her body.

`Let us have done with it,' said Guilbert.

`Wait a little still,' pleaded Renelde.

But the young man grew weary. He came more rarely to

Locquignol, and very soon he did not come at all. Renelde felt as

if her heart would break, but she held firm.

One day she met the Count. She clasped her hands as if in

prayer, and cried:

`My lord, have mercy!'

Burchard the Wolf turned away his head and passed on.

She might have humbled his pride had she gone to her spinning-

wheel again, but she did nothing of the sort.

Not long after she learnt that Guilbert had left the country.

He did not even come to say good-bye to her, but, all the same, she

knew the day and hour of his departure, and hid herself on the road

to see him once more.

When she came in she put her silent wheel into a corner, and

cried for three days and three nights.


So another year went by. Then the Count fell ill, and the

Countess supposed that Renelde, weary of waiting, had begun her

spinning anew; but when she came to the cottage to see, she found

the wheel silent.

However, the Count grew worse and worse till he was given up

by the doctors. The passing bell was rung, and he lay expecting

Death to come for him. But Death was not so near as the doctors

thought, and still he lingered.

He seemed in a desperate condition, but he got neither better

nor worse. He could neither live nor die; he suffered horribly,

and called loudly on Death to put an end to his pains.

In this extremity he remembered what he had told the little

spinner long ago. If Death was so slow in coming, it was because

he was not ready to follow him, having no shroud for his burial.

He sent to fetch Renelde, placed her by his bedside, and ordered

her at once to go on spinning his shroud.

Hardly had the spinner begun to work when the Count began

to feel his pains grow less.

Then at last his heart melted; he was sorry for all the evil he

had done out of pride, and implored Renelde to forgive him. So

Renelde forgave him, and went on spinning night and day.

When the thread of the nettles was spun she wove it with her

shuttle, and then cut the shroud and began to sew it.

And as before, when she sewed the Count felt his pains grow

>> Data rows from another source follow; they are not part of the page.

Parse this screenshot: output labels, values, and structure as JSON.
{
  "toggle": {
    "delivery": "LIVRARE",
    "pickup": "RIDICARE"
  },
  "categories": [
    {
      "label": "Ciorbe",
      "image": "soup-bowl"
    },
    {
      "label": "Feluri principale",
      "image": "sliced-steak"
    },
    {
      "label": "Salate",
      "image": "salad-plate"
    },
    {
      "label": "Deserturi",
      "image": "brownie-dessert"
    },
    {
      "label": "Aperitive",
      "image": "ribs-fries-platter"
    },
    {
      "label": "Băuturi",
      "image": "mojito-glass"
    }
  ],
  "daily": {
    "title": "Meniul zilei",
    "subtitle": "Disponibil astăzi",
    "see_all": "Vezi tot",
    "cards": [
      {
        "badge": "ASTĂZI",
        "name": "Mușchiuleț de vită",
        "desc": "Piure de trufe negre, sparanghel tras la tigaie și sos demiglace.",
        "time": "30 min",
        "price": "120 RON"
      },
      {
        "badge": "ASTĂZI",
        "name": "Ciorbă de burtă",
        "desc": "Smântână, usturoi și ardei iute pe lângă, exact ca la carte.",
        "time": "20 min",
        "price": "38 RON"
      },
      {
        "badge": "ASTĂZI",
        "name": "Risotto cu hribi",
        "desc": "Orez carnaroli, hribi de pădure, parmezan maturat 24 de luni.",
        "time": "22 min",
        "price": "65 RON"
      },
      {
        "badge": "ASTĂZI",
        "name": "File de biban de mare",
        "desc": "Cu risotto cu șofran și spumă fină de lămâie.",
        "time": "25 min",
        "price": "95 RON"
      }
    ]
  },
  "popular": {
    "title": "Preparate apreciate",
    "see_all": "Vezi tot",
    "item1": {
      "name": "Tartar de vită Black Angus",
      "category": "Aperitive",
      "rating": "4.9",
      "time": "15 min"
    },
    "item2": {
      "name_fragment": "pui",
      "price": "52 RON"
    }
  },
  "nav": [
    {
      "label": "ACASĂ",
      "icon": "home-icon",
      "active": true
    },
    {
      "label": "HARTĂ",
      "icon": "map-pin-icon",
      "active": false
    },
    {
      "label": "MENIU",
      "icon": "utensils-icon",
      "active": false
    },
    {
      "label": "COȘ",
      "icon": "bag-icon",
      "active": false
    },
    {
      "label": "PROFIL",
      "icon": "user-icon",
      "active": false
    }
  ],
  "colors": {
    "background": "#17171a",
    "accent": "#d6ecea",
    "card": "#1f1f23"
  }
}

less, and the life sinking within him, and when the needle made the

last stitch he gave his last sigh.


At the same hour Guilbert returned to the country, and, as he

had never ceased to love Renelde, he married her eight days later.

He had lost two years of happiness, but comforted himself with

thinking that his wife was a clever spinner, and, what was much

more rare, a brave and good woman.[24]

[24] Ch. Denlin.